“The Orca plant draws in large amounts of air with huge fans, bringing the air in contact with chemicals that can selectively remove CO₂ while releasing nitrogen, oxygen and other gases back into the atmosphere. The carbon-rich chemicals are then heated to about 100°C to release CO₂ as a pure gas. Carbfix mixes the gas with water and injects it deep into basaltic rock. The dissolved CO₂ crystallizes into a mineral in about two years, permanently storing it away. The energy for all those steps comes from the Hellisheidi geothermal plant.”
The plant is expected to capture 4,000 tonnes of carbon a year, which makes it the largest direct-air capture facility in the world. However, this is still very small as it “only makes up for the annual emissions of about 250 U.S. residents.”
There is increasing demand for these types of innovative technologies from companies and governments to stop global warming; however, activists argue that focusing too much on these carbon-capture technologies could be a distraction from the work of immediately reducing emissions. In addition, today this technology is still very new and the costs are very high. “Individuals wanting to purchase carbon offsets can pay the company up to $1,200 per ton of CO2.” Even though Climeworks aims to decrease the costs to $200 to $300 a ton by 2030, companies and governments need to prioritize reduction efforts.
Solar Needs to Quadruple for U.S. to Have Carbon-Free Grid
A new study released by the US Energy Department states that the US needs to quadruple its amount of solar energy it installs by 2035 if it wants to decarbonize the power grid. The study states that solar energy could power 40% of the US’s electricity and generate as many as 1.5 million jobs by 2035. However, the new administration has not set a new goal for solar power.
“The study illuminates the fact that solar, our cheapest and fastest-growing source of clean energy, could produce enough electricity to power all of the homes in the U.S.,” Energy Secretary Jennifer M. Granholm said in a statement.
Delicious and abundant: yes, we're talking about voluntary carbon markets

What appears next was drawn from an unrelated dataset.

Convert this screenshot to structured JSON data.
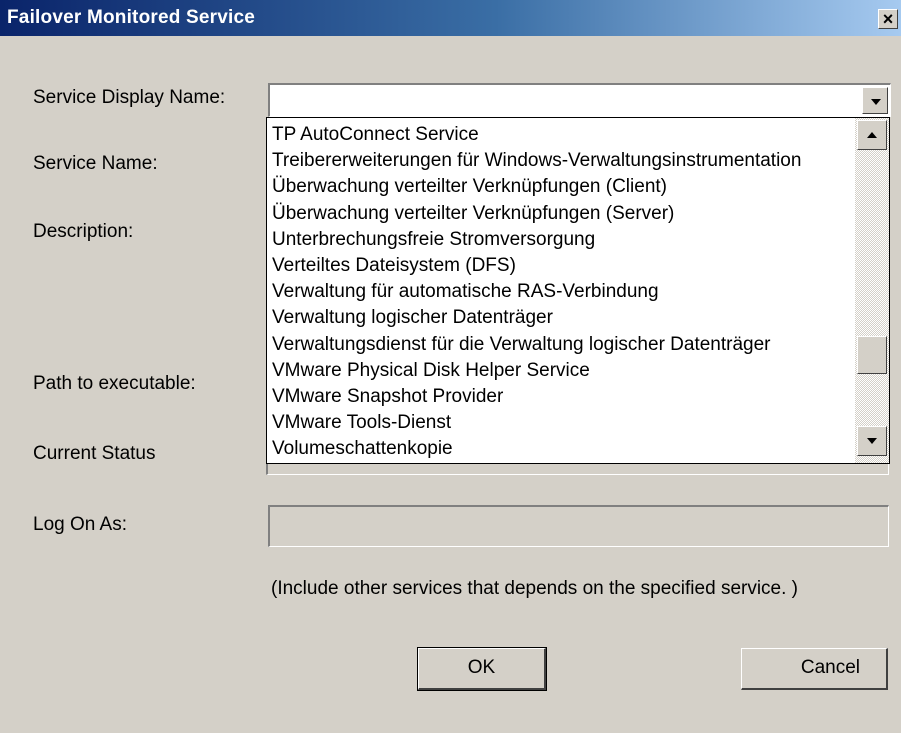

The demand for voluntary carbon offsets has experienced a sharp uptake since 2019 as a result of the growing number of private entities that have started to operationalize their net-zero pledges and seek to neutralize their emissions. “The Taskforce on Scaling Voluntary Carbon Markets (TSVCM) predicts this will grow exponentially in the coming years, so it is focusing on building robust "plumbing" for trading to scale.” Even though the priority remains to reduce emissions as much as possible, offsets can play an important role in this transition phase and serve as an important funding mechanism to protect natural capital.

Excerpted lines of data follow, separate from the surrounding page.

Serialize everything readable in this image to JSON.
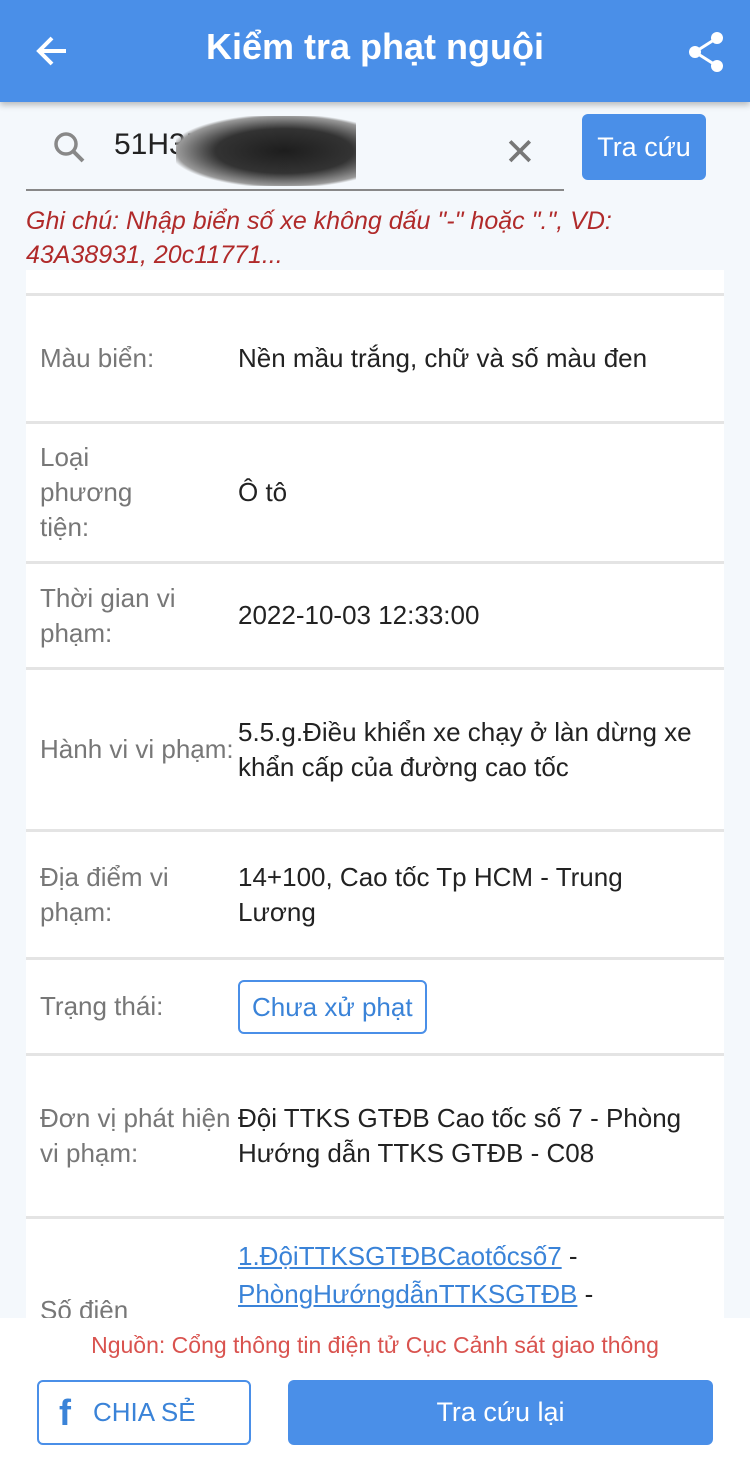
{
  "header": {
    "title": "Kiểm tra phạt nguội",
    "accent": "#4a8fe8"
  },
  "search": {
    "value": "51H35",
    "clear_icon": "close-icon",
    "button": "Tra cứu"
  },
  "note": "Ghi chú: Nhập biển số xe không dấu \"-\" hoặc \".\", VD: 43A38931, 20c11771...",
  "rows": [
    {
      "label": "Màu biển:",
      "value": "Nền mầu trắng, chữ và số màu đen"
    },
    {
      "label": "Loại phương tiện:",
      "value": "Ô tô"
    },
    {
      "label": "Thời gian vi phạm:",
      "value": "2022-10-03 12:33:00"
    },
    {
      "label": "Hành vi vi phạm:",
      "value": "5.5.g.Điều khiển xe chạy ở làn dừng xe khẩn cấp của đường cao tốc"
    },
    {
      "label": "Địa điểm vi phạm:",
      "value": "14+100, Cao tốc Tp HCM - Trung Lương"
    },
    {
      "label": "Trạng thái:",
      "value": "Chưa xử phạt"
    },
    {
      "label": "Đơn vị phát hiện vi phạm:",
      "value": "Đội TTKS GTĐB Cao tốc số 7 - Phòng Hướng dẫn TTKS GTĐB - C08"
    },
    {
      "label": "Số điện",
      "links": [
        "1.ĐộiTTKSGTĐBCaotốcsố7",
        "PhòngHướngdẫnTTKSGTĐB"
      ],
      "sep": " -"
    }
  ],
  "footer": {
    "source": "Nguồn: Cổng thông tin điện tử Cục Cảnh sát giao thông",
    "share": "CHIA SẺ",
    "again": "Tra cứu lại"
  }
}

“Rather than criticizing voluntary carbon markets on their potential for abuse or deferring focus on true abatement, we need to support the process of building integrity across the entire voluntary carbon market supply and use chain: supply-side, demand-side, and for intermediaries; from offset creation to aggregation to trading and retirement.”

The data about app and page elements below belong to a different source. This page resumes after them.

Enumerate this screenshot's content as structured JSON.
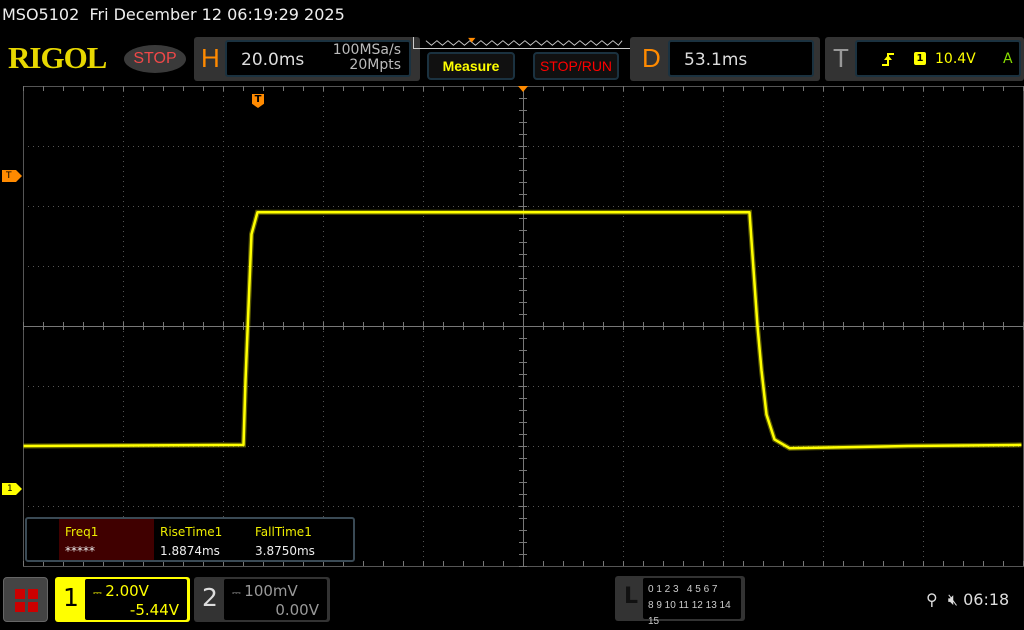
{
  "title_bar": {
    "model": "MSO5102",
    "datetime": "Fri December 12 06:19:29 2025"
  },
  "logo": "RIGOL",
  "run_state": "STOP",
  "horizontal": {
    "letter": "H",
    "timebase": "20.0ms",
    "sample_rate": "100MSa/s",
    "memory_depth": "20Mpts"
  },
  "buttons": {
    "measure": "Measure",
    "stop_run": "STOP/RUN"
  },
  "delay": {
    "letter": "D",
    "value": "53.1ms"
  },
  "trigger": {
    "letter": "T",
    "slope_icon": "rising-edge-icon",
    "source": "1",
    "level": "10.4V",
    "mode": "A"
  },
  "markers": {
    "trigger_time": "T",
    "trigger_level": "T",
    "ch1_ground": "1"
  },
  "measurements": [
    {
      "name": "Freq1",
      "value": "*****",
      "highlighted": true
    },
    {
      "name": "RiseTime1",
      "value": "1.8874ms"
    },
    {
      "name": "FallTime1",
      "value": "3.8750ms"
    }
  ],
  "channels": [
    {
      "num": "1",
      "coupling_icon": "dc-coupling-icon",
      "scale": "2.00V",
      "offset": "-5.44V",
      "active": true,
      "color": "#ffff00"
    },
    {
      "num": "2",
      "coupling_icon": "dc-coupling-icon",
      "scale": "100mV",
      "offset": "0.00V",
      "active": false,
      "color": "#aaaaaa"
    }
  ],
  "logic": {
    "letter": "L",
    "row1": "0 1 2 3   4 5 6 7",
    "row2": "8 9 10 11 12 13 14 15"
  },
  "status": {
    "usb_icon": "usb-icon",
    "mute_icon": "speaker-muted-icon",
    "time": "06:18"
  },
  "chart_data": {
    "type": "line",
    "xlabel": "",
    "ylabel": "",
    "xlim": [
      -46.9,
      153.1
    ],
    "ylim": [
      -5.44,
      16.32
    ],
    "grid": true,
    "series": [
      {
        "color": "#ffff00",
        "x": [
          -46.8,
          -2.8,
          -2.4,
          -1.2,
          0,
          50,
          98.4,
          100,
          100.8,
          101.8,
          103.4,
          106.4,
          130,
          152.8
        ],
        "y": [
          0.0,
          0.05,
          2.97,
          9.6,
          10.6,
          10.6,
          10.6,
          5.43,
          3.43,
          1.43,
          0.3,
          -0.1,
          0.0,
          0.05
        ]
      }
    ]
  }
}
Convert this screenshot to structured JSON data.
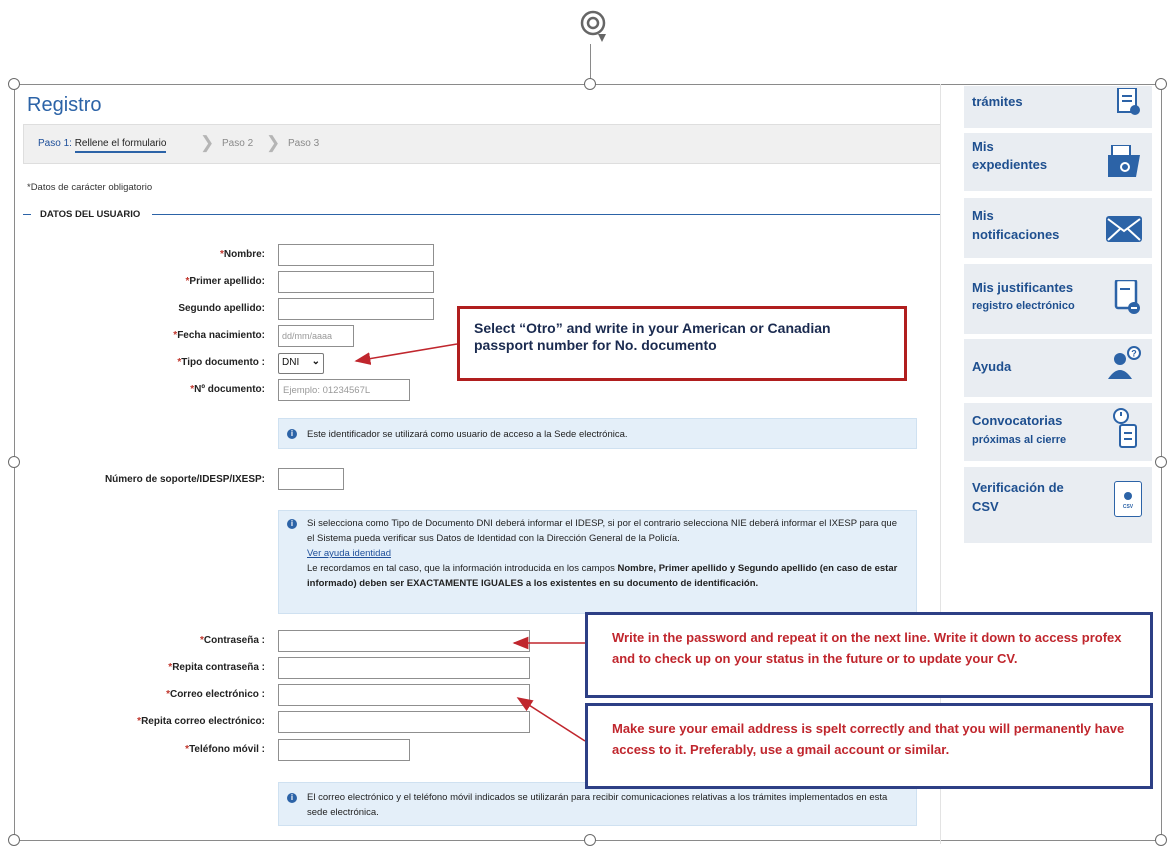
{
  "page_title": "Registro",
  "steps": {
    "step1_prefix": "Paso 1:",
    "step1_label": "Rellene el formulario",
    "step2": "Paso 2",
    "step3": "Paso 3"
  },
  "required_note": "*Datos de carácter obligatorio",
  "section_title": "DATOS DEL USUARIO",
  "fields": {
    "nombre": "Nombre:",
    "primer_apellido": "Primer apellido:",
    "segundo_apellido": "Segundo apellido:",
    "fecha_nacimiento": "Fecha nacimiento:",
    "fecha_placeholder": "dd/mm/aaaa",
    "tipo_documento": "Tipo documento :",
    "tipo_documento_value": "DNI",
    "num_documento": "Nº documento:",
    "num_documento_placeholder": "Ejemplo: 01234567L",
    "soporte": "Número de soporte/IDESP/IXESP:",
    "contrasena": "Contraseña :",
    "repita_contrasena": "Repita contraseña :",
    "correo": "Correo electrónico :",
    "repita_correo": "Repita correo electrónico:",
    "telefono": "Teléfono móvil :"
  },
  "info1": "Este identificador se utilizará como usuario de acceso a la Sede electrónica.",
  "info2": {
    "p1": "Si selecciona como Tipo de Documento DNI deberá informar el IDESP, si por el contrario selecciona NIE deberá informar el IXESP para que el Sistema pueda verificar sus Datos de Identidad con la Dirección General de la Policía.",
    "link": "Ver ayuda identidad",
    "p2a": "Le recordamos en tal caso, que la información introducida en los campos ",
    "p2b": "Nombre, Primer apellido y Segundo apellido (en caso de estar informado) deben ser EXACTAMENTE IGUALES a los existentes en su documento de identificación."
  },
  "info3": "El correo electrónico y el teléfono móvil indicados se utilizarán para recibir comunicaciones relativas a los trámites implementados en esta sede electrónica.",
  "sidebar": {
    "tramites": "trámites",
    "expedientes_1": "Mis",
    "expedientes_2": "expedientes",
    "notificaciones_1": "Mis",
    "notificaciones_2": "notificaciones",
    "justificantes_1": "Mis justificantes",
    "justificantes_2": "registro electrónico",
    "ayuda": "Ayuda",
    "convocatorias_1": "Convocatorias",
    "convocatorias_2": "próximas al cierre",
    "verificacion_1": "Verificación de",
    "verificacion_2": "CSV",
    "csv_icon_text": "CSV"
  },
  "annotations": {
    "red_line1": "Select “Otro” and write in your American or Canadian",
    "red_line2": "passport number for No. documento",
    "blue1": "Write in the password and repeat it on the next line. Write it down to access profex and to check up on your status in the future or to update your CV.",
    "blue2": "Make sure your email address is spelt correctly and that you will permanently have access to it. Preferably, use a gmail account or similar."
  },
  "colors": {
    "brand_blue": "#2c63a7",
    "required_red": "#c0362c",
    "annotation_red": "#b01e1e",
    "annotation_navy": "#2d3f85"
  }
}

What is becoming clear is that we need to build a robust, ethical carbon offset market at scale to support a sustained transition to net-zero.